• BRIEF: From the entries below, copy each line in which the word "used" occurs.
━━━━━ EXERCISE INPUTS ━━━━━
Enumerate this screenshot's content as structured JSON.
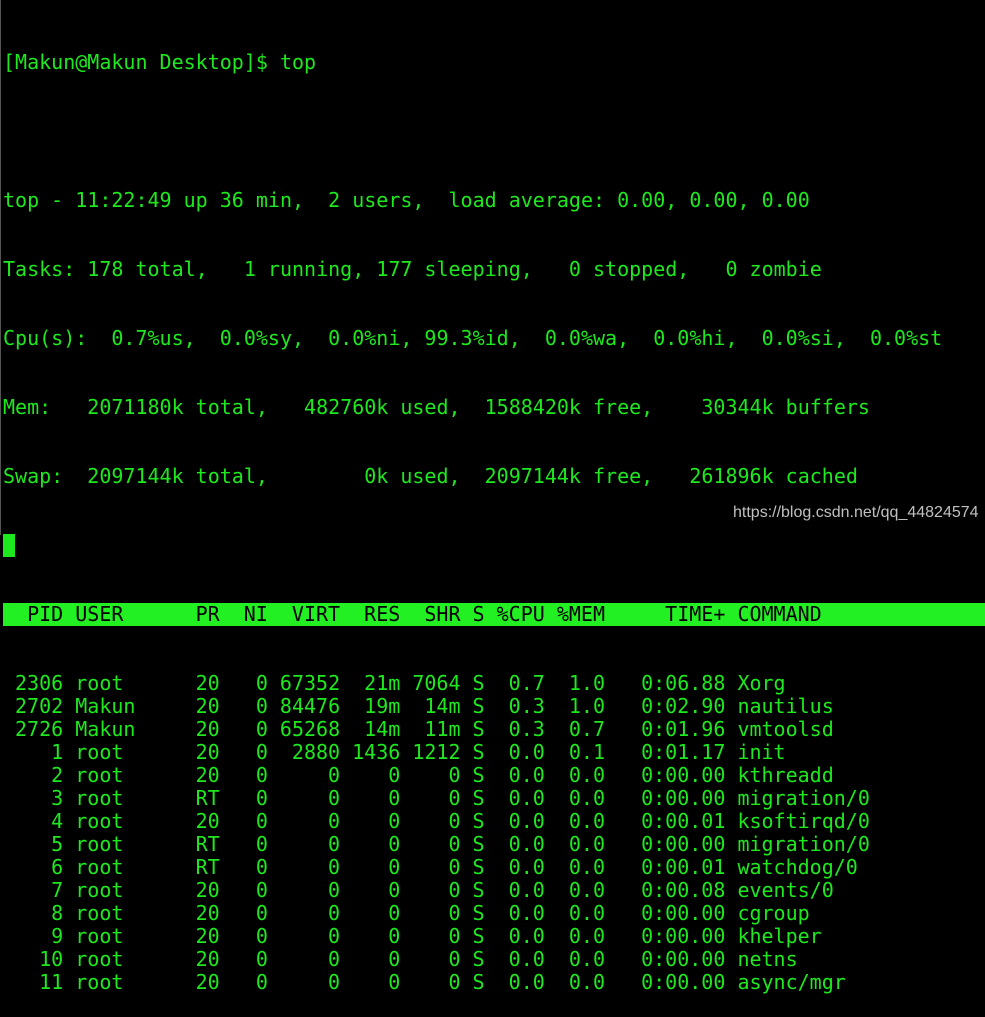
{
  "colors": {
    "text": "#1ee81e",
    "header_bg": "#22f022",
    "background": "#000000"
  },
  "prompt": "[Makun@Makun Desktop]$ top",
  "summary": [
    "top - 11:22:49 up 36 min,  2 users,  load average: 0.00, 0.00, 0.00",
    "Tasks: 178 total,   1 running, 177 sleeping,   0 stopped,   0 zombie",
    "Cpu(s):  0.7%us,  0.0%sy,  0.0%ni, 99.3%id,  0.0%wa,  0.0%hi,  0.0%si,  0.0%st",
    "Mem:   2071180k total,   482760k used,  1588420k free,    30344k buffers",
    "Swap:  2097144k total,        0k used,  2097144k free,   261896k cached"
  ],
  "columns": [
    "PID",
    "USER",
    "PR",
    "NI",
    "VIRT",
    "RES",
    "SHR",
    "S",
    "%CPU",
    "%MEM",
    "TIME+",
    "COMMAND"
  ],
  "rows": [
    [
      "2306",
      "root",
      "20",
      "0",
      "67352",
      "21m",
      "7064",
      "S",
      "0.7",
      "1.0",
      "0:06.88",
      "Xorg"
    ],
    [
      "2702",
      "Makun",
      "20",
      "0",
      "84476",
      "19m",
      "14m",
      "S",
      "0.3",
      "1.0",
      "0:02.90",
      "nautilus"
    ],
    [
      "2726",
      "Makun",
      "20",
      "0",
      "65268",
      "14m",
      "11m",
      "S",
      "0.3",
      "0.7",
      "0:01.96",
      "vmtoolsd"
    ],
    [
      "1",
      "root",
      "20",
      "0",
      "2880",
      "1436",
      "1212",
      "S",
      "0.0",
      "0.1",
      "0:01.17",
      "init"
    ],
    [
      "2",
      "root",
      "20",
      "0",
      "0",
      "0",
      "0",
      "S",
      "0.0",
      "0.0",
      "0:00.00",
      "kthreadd"
    ],
    [
      "3",
      "root",
      "RT",
      "0",
      "0",
      "0",
      "0",
      "S",
      "0.0",
      "0.0",
      "0:00.00",
      "migration/0"
    ],
    [
      "4",
      "root",
      "20",
      "0",
      "0",
      "0",
      "0",
      "S",
      "0.0",
      "0.0",
      "0:00.01",
      "ksoftirqd/0"
    ],
    [
      "5",
      "root",
      "RT",
      "0",
      "0",
      "0",
      "0",
      "S",
      "0.0",
      "0.0",
      "0:00.00",
      "migration/0"
    ],
    [
      "6",
      "root",
      "RT",
      "0",
      "0",
      "0",
      "0",
      "S",
      "0.0",
      "0.0",
      "0:00.01",
      "watchdog/0"
    ],
    [
      "7",
      "root",
      "20",
      "0",
      "0",
      "0",
      "0",
      "S",
      "0.0",
      "0.0",
      "0:00.08",
      "events/0"
    ],
    [
      "8",
      "root",
      "20",
      "0",
      "0",
      "0",
      "0",
      "S",
      "0.0",
      "0.0",
      "0:00.00",
      "cgroup"
    ],
    [
      "9",
      "root",
      "20",
      "0",
      "0",
      "0",
      "0",
      "S",
      "0.0",
      "0.0",
      "0:00.00",
      "khelper"
    ],
    [
      "10",
      "root",
      "20",
      "0",
      "0",
      "0",
      "0",
      "S",
      "0.0",
      "0.0",
      "0:00.00",
      "netns"
    ],
    [
      "11",
      "root",
      "20",
      "0",
      "0",
      "0",
      "0",
      "S",
      "0.0",
      "0.0",
      "0:00.00",
      "async/mgr"
    ]
  ],
  "watermark": "https://blog.csdn.net/qq_44824574"
}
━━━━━
• EXPECTED ANSWER:
    "Mem:   2071180k total,   482760k used,  1588420k free,    30344k buffers",
    "Swap:  2097144k total,        0k used,  2097144k free,   261896k cached"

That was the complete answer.